The City Council was in the process of approving a new budget for the incoming year, which included $5 million to fund a special election so voters could weigh in on the SoccerCity plan and the mayor’s proposed hotel tax hike to pay for a Convention Center expansion, road repairs and homeless services.
But when the City Council decided to cut the $5 million, one member mentioned that the mayor might veto the cut. Councilman David Alvarez asked city attorney Mara Elliott whether the mayor could change the budget as he liked.
“The mayor can change whatever he wants,” Elliott said.
And with that answer, a drastic power shift toward the mayor was realized.

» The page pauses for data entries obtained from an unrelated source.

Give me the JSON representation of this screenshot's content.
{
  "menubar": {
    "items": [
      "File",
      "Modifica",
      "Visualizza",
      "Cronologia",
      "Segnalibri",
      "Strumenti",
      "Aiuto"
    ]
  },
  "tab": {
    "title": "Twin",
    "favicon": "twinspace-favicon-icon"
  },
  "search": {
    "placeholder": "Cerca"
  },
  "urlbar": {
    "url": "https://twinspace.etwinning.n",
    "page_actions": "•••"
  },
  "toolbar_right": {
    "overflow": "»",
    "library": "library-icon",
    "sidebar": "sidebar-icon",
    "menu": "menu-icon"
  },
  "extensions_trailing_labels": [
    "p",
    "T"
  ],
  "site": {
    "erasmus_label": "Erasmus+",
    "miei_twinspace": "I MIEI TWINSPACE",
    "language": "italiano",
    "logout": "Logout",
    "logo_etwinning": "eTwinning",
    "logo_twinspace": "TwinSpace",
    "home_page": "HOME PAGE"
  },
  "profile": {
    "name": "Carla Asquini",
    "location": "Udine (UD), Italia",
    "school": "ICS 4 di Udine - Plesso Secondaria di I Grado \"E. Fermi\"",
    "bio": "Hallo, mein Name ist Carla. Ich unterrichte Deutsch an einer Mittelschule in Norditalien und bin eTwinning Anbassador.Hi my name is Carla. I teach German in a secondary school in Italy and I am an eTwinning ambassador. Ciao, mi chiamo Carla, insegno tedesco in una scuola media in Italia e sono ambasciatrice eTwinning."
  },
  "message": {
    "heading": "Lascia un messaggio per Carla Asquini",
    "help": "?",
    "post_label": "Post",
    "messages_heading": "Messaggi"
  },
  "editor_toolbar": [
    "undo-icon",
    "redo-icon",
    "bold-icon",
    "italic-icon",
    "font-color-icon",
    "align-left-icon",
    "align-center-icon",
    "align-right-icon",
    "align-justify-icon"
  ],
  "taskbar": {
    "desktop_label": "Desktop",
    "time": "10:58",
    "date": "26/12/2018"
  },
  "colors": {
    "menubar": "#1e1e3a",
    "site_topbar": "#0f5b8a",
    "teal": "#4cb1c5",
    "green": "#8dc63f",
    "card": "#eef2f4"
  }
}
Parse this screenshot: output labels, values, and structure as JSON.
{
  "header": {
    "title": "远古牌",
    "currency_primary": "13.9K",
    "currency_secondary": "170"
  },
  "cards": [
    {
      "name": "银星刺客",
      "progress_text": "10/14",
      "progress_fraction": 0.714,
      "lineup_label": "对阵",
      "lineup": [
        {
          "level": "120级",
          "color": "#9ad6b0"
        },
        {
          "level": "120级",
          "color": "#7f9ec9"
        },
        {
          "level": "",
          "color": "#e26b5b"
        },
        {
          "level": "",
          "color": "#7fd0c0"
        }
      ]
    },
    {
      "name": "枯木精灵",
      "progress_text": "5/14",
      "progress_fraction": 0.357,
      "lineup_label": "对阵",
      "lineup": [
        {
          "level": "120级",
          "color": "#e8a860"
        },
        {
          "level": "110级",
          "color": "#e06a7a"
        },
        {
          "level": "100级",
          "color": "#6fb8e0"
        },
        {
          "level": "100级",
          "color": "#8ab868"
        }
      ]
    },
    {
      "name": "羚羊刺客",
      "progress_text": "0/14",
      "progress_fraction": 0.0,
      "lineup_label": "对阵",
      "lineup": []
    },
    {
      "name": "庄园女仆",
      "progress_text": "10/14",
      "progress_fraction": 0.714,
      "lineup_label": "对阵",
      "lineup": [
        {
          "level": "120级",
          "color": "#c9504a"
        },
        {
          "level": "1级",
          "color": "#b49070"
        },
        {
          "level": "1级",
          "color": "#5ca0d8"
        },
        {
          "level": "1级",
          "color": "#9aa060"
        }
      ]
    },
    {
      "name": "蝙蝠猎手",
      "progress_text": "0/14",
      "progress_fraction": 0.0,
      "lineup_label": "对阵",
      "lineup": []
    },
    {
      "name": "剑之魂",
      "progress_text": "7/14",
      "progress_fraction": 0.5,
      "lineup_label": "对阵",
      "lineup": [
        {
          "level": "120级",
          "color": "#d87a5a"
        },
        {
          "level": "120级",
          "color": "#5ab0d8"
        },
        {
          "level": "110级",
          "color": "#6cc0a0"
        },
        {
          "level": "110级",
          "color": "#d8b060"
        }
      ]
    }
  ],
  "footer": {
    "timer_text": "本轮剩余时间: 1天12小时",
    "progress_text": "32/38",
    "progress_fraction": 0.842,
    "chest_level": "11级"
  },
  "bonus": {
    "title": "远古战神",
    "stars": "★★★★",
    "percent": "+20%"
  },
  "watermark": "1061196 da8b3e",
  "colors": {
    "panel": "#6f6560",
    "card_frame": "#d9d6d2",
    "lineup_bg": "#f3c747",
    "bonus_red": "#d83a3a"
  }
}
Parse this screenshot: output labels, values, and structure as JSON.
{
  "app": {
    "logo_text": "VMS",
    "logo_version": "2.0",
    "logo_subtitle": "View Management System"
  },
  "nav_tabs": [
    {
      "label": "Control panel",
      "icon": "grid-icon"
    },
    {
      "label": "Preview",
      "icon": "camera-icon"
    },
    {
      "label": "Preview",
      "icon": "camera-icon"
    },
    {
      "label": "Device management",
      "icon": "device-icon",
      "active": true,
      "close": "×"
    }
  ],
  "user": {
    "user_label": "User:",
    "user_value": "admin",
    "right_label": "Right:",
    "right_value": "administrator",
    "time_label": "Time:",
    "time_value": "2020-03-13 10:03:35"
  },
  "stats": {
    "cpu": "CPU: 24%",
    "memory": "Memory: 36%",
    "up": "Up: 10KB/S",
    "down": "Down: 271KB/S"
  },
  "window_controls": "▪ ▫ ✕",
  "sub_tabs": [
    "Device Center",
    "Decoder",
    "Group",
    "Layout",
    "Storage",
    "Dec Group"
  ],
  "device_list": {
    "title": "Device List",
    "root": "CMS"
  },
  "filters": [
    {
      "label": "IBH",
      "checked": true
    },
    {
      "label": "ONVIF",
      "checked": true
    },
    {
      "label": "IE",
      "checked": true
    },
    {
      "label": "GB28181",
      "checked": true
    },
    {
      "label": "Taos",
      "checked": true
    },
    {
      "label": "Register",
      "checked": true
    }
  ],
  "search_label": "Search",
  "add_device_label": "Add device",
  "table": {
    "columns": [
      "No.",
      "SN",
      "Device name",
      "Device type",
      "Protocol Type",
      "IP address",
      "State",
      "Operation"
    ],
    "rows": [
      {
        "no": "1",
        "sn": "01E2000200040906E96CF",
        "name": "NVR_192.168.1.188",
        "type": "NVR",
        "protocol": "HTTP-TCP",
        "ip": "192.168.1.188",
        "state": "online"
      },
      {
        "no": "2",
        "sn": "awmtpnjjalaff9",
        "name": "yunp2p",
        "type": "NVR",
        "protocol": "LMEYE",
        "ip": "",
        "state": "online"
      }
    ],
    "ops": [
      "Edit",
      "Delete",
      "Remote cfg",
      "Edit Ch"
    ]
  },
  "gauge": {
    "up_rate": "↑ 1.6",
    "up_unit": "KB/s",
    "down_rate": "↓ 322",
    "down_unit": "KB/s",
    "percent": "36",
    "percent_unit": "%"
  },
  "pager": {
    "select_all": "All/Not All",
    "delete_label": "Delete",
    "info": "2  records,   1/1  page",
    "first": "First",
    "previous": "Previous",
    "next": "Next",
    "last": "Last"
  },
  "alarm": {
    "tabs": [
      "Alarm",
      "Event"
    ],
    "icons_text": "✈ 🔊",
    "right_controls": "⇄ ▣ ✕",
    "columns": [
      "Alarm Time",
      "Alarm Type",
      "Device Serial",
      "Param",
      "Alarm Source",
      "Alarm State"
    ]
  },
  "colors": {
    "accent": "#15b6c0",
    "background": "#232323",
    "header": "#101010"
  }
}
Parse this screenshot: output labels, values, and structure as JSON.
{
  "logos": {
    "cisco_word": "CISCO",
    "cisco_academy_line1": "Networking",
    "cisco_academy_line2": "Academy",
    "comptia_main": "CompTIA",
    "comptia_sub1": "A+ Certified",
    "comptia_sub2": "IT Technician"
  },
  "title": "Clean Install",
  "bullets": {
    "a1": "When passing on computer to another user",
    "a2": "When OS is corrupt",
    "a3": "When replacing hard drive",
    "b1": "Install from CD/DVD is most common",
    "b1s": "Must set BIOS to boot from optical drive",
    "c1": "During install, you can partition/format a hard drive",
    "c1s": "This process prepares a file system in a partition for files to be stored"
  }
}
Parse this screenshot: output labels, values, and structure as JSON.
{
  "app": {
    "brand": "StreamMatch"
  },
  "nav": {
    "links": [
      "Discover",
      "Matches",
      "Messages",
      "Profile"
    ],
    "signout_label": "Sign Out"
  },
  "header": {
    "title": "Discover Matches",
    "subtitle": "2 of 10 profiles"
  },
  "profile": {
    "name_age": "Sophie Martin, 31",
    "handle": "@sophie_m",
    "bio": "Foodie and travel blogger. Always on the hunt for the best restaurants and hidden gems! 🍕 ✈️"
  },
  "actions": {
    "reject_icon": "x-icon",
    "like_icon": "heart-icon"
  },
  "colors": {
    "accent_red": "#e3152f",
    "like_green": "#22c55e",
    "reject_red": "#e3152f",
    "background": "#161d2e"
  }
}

But it wasn’t just the extent of the mayor’s power we learned something about.
“It was the city attorney who made that interpretation,” Voice of San Diego’s Scott Lewis explains.
City Attorney Mara Elliott has been in her position for just seven months, but she’s already become a powerful force in local politics.
On this week’s San Diego Explained, Lewis and NBC7’s Monica Dean break down the role of city attorney and how it has changed over the years.